could not take it away: and when he had worked for seven days, and had

done very little, the fox came and said. 'Lie down and go to sleep; I

will work for you.' And in the morning he awoke and the hill was gone;

so he went merrily to the king, and told him that now that it was

removed he must give him the princess.

Then the king was obliged to keep his word, and away went the young man

and the princess; and the fox came and said to him, 'We will have all

three, the princess, the horse, and the bird.' 'Ah!' said the young man,

'that would be a great thing, but how can you contrive it?'

'If you will only listen,' said the fox, 'it can be done. When you come

to the king, and he asks for the beautiful princess, you must say, "Here

she is!" Then he will be very joyful; and you will mount the golden

horse that they are to give you, and put out your hand to take leave of

them; but shake hands with the princess last. Then lift her quickly on

to the horse behind you; clap your spurs to his side, and gallop away as

fast as you can.'

All went right: then the fox said, 'When you come to the castle where

the bird is, I will stay with the princess at the door, and you will

ride in and speak to the king; and when he sees that it is the right

horse, he will bring out the bird; but you must sit still, and say that

you want to look at it, to see whether it is the true golden bird; and

when you get it into your hand, ride away.'

This, too, happened as the fox said; they carried off the bird, the

princess mounted again, and they rode on to a great wood. Then the fox

came, and said, 'Pray kill me, and cut off my head and my feet.' But the

young man refused to do it: so the fox said, 'I will at any rate give

you good counsel: beware of two things; ransom no one from the gallows,

and sit down by the side of no river.' Then away he went. 'Well,'

thought the young man, 'it is no hard matter to keep that advice.'

He rode on with the princess, till at last he came to the village where

he had left his two brothers. And there he heard a great noise and

uproar; and when he asked what was the matter, the people said, 'Two men

are going to be hanged.' As he came nearer, he saw that the two men were

his brothers, who had turned robbers; so he said, 'Cannot they in any

way be saved?' But the people said 'No,' unless he would bestow all his

money upon the rascals and buy their liberty. Then he did not stay to

think about the matter, but paid what was asked, and his brothers were

given up, and went on with him towards their home.

And as they came to the wood where the fox first met them, it was so

cool and pleasant that the two brothers said, 'Let us sit down by the

side of the river, and rest a while, to eat and drink.' So he said,

'Yes,' and forgot the fox's counsel, and sat down on the side of the

river; and while he suspected nothing, they came behind, and threw him

down the bank, and took the princess, the horse, and the bird, and went

home to the king their master, and said. 'All this have we won by our

labour.' Then there was great rejoicing made; but the horse would not

eat, the bird would not sing, and the princess wept.

The youngest son fell to the bottom of the river's bed: luckily it was

nearly dry, but his bones were almost broken, and the bank was so steep

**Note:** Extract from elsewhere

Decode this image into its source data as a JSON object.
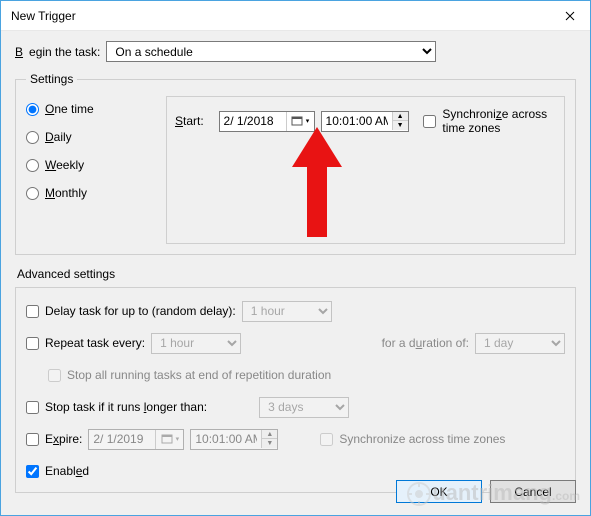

that he could find no way to get out. Then the old fox came once more,

and scolded him for not following his advice; otherwise no evil would

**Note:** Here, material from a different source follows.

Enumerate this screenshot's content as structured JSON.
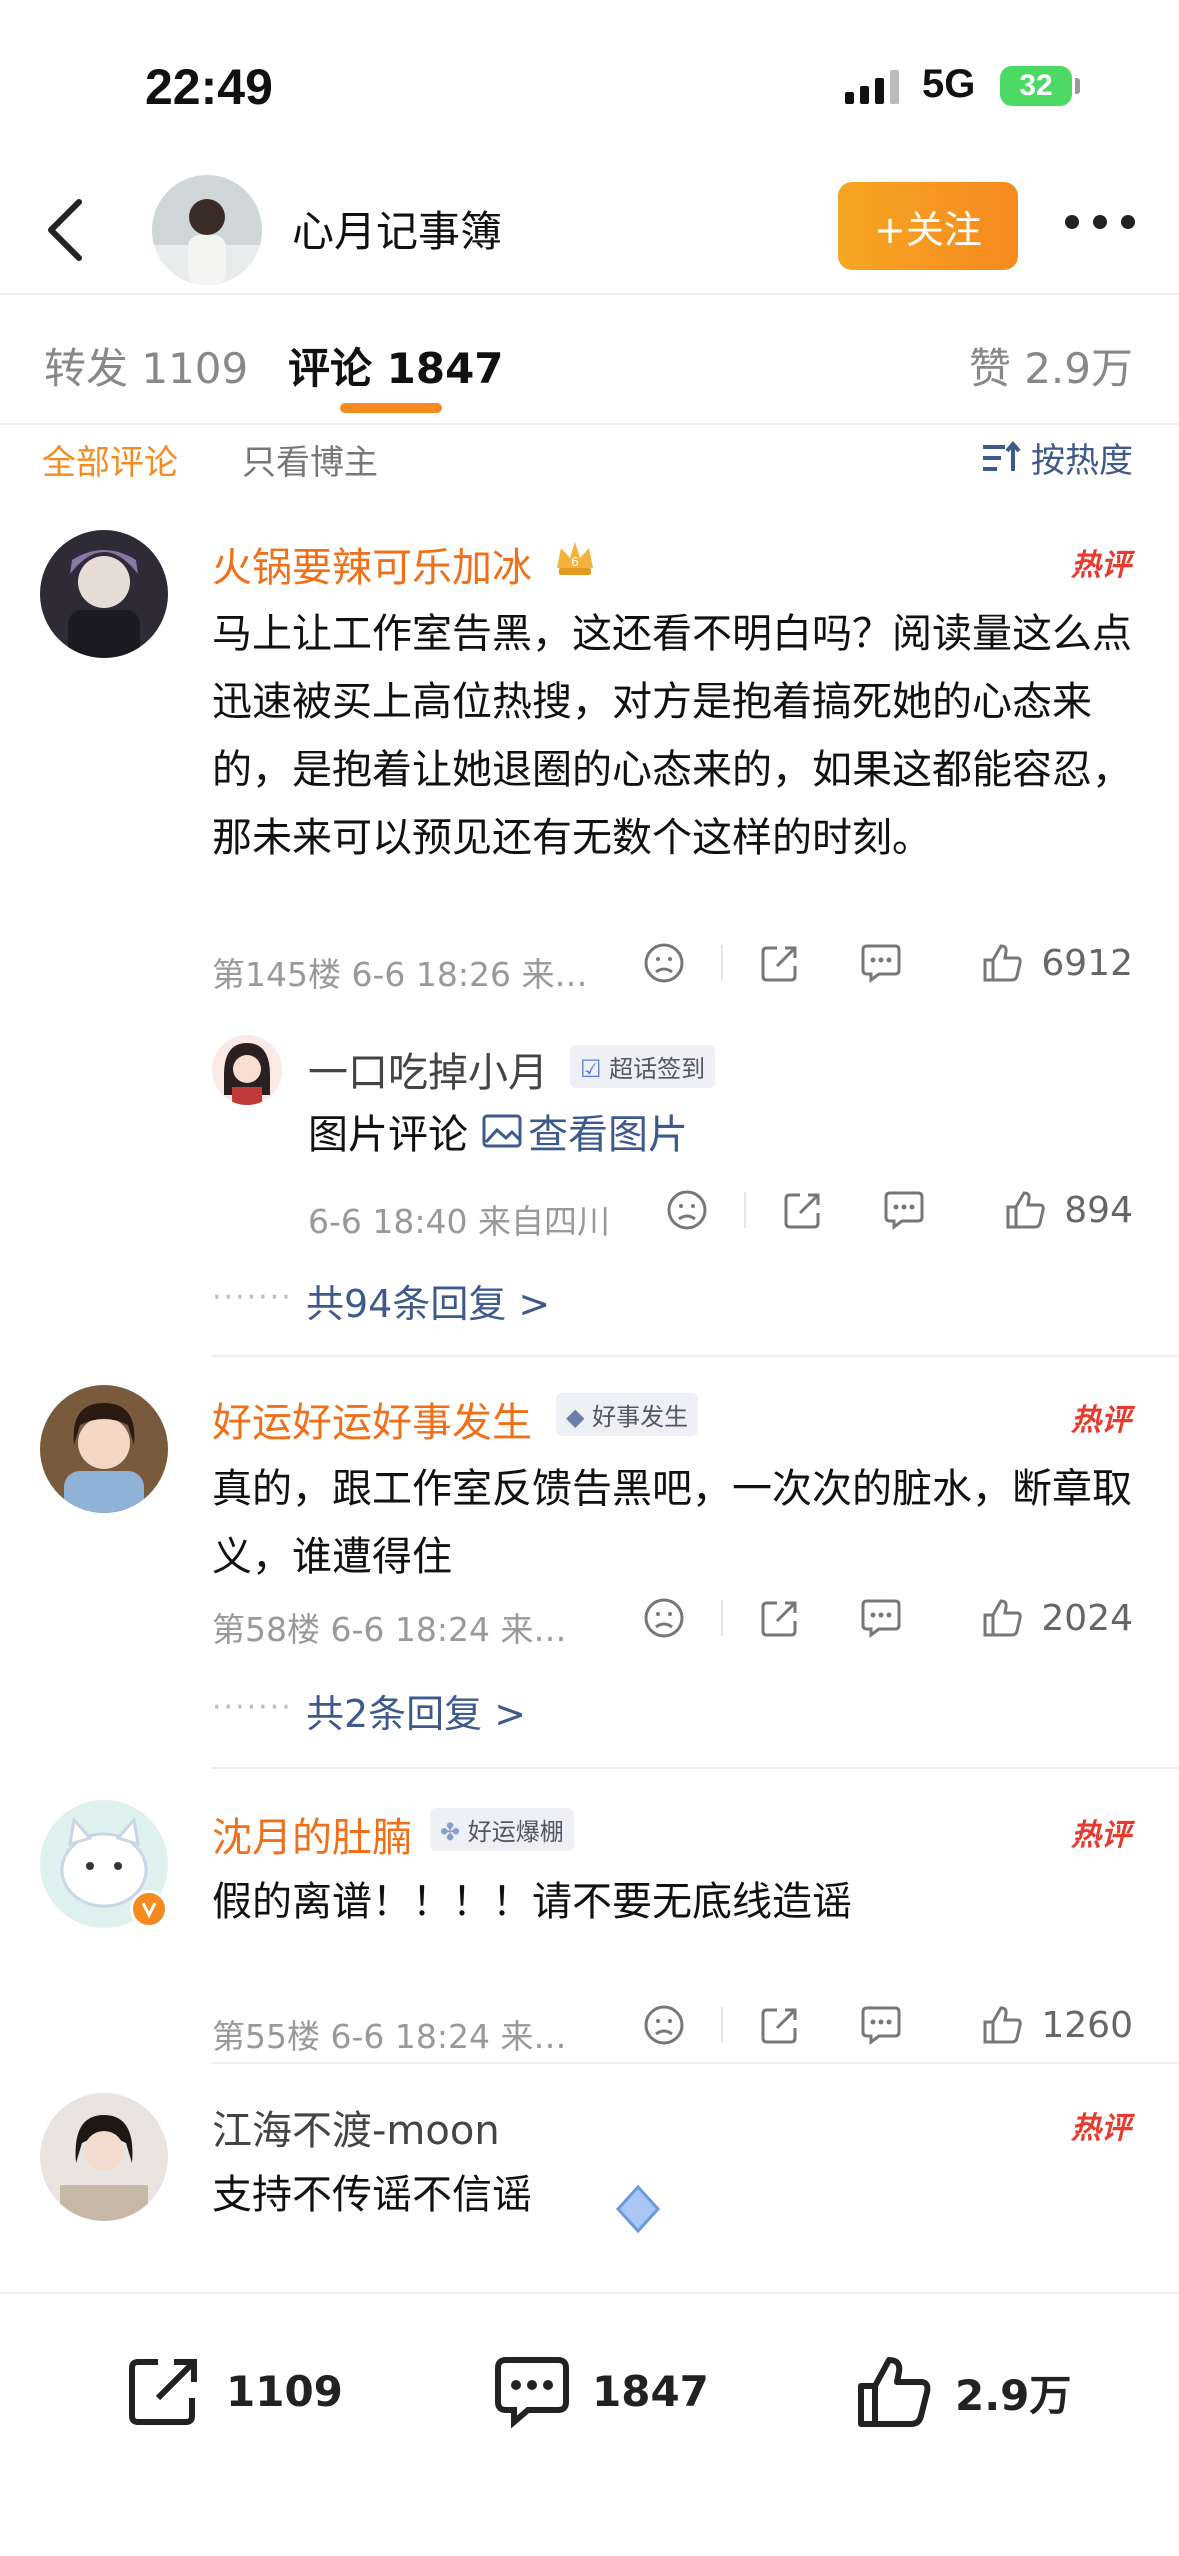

have befallen him: 'Yet,' said he, 'I cannot leave you here, so lay hold

of my tail and hold fast.' Then he pulled him out of the river, and said

to him, as he got upon the bank, 'Your brothers have set watch to kill

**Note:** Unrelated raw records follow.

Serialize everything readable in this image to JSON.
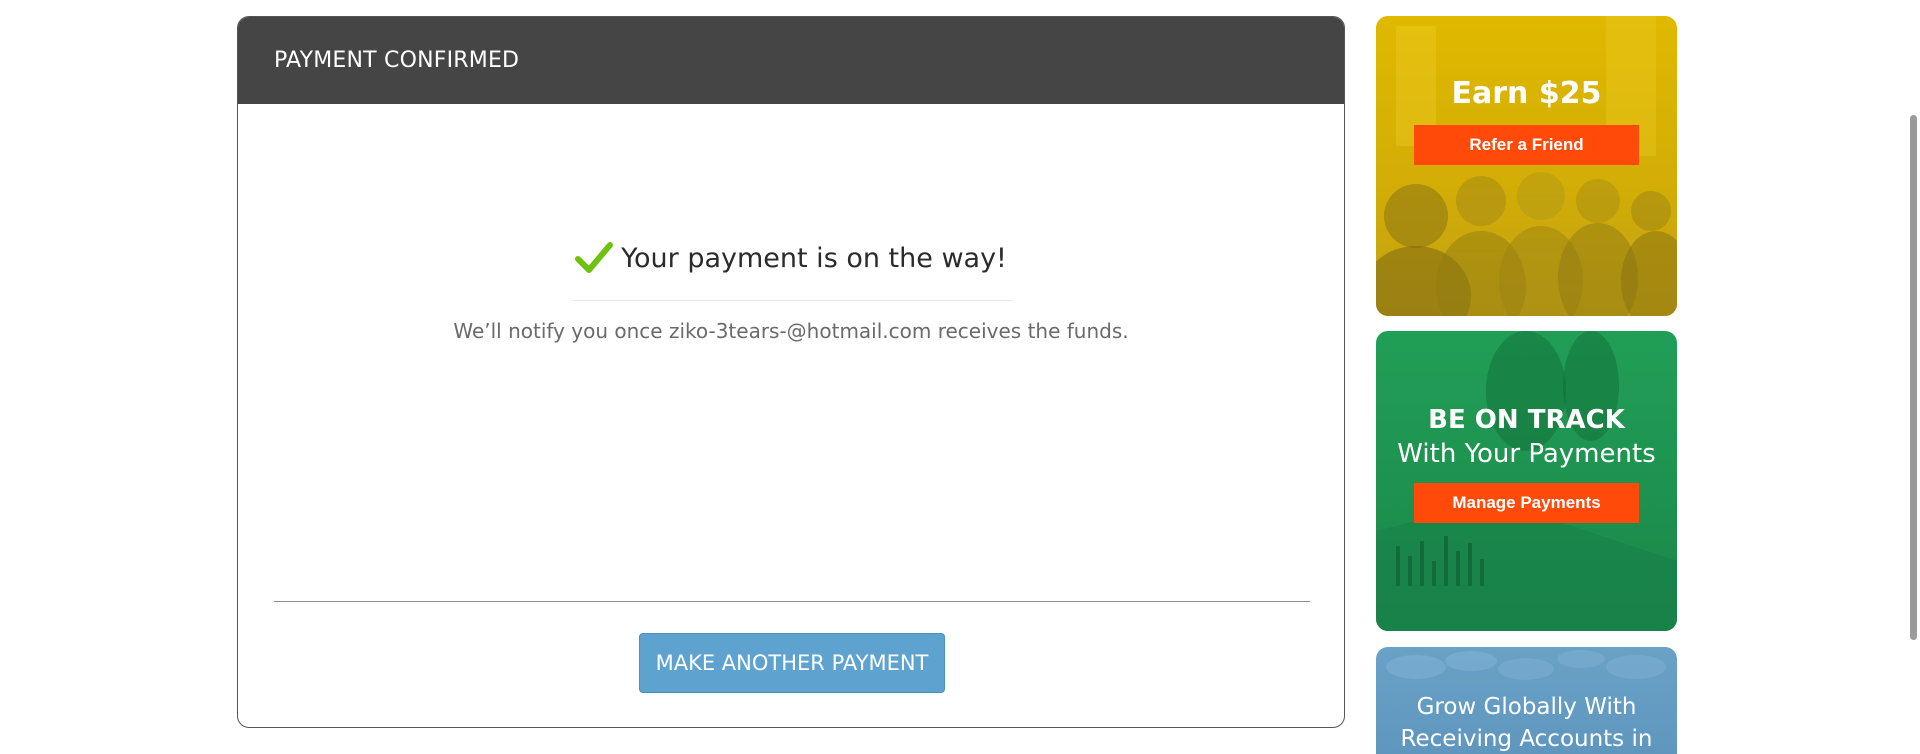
{
  "confirmation": {
    "header_title": "PAYMENT CONFIRMED",
    "headline": "Your payment is on the way!",
    "notify_text": "We’ll notify you once ziko-3tears-@hotmail.com receives the funds.",
    "button_label": "MAKE ANOTHER PAYMENT",
    "check_color": "#6cc20c",
    "header_color": "#454545",
    "button_color": "#5ea3cf"
  },
  "promos": {
    "earn": {
      "title": "Earn $25",
      "cta": "Refer a Friend",
      "bg_color": "#e3bb00"
    },
    "track": {
      "title": "BE ON TRACK",
      "subtitle": "With Your Payments",
      "cta": "Manage Payments",
      "bg_color": "#22a35a"
    },
    "grow": {
      "text": "Grow Globally With Receiving Accounts in",
      "bg_color": "#6aa1c7"
    },
    "cta_color": "#ff4a0a"
  }
}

you, if they find you in the kingdom.' So he dressed himself as a poor

man, and came secretly to the king's court, and was scarcely within the

doors when the horse began to eat, and the bird to sing, and princess

left off weeping. Then he went to the king, and told him all his

brothers' roguery; and they were seized and punished, and he had the

princess given to him again; and after the king's death he was heir to

his kingdom.

A long while after, he went to walk one day in the wood, and the old fox

met him, and besought him with tears in his eyes to kill him, and cut

off his head and feet. And at last he did so, and in a moment the

fox was changed into a man, and turned out to be the brother of the

princess, who had been lost a great many many years.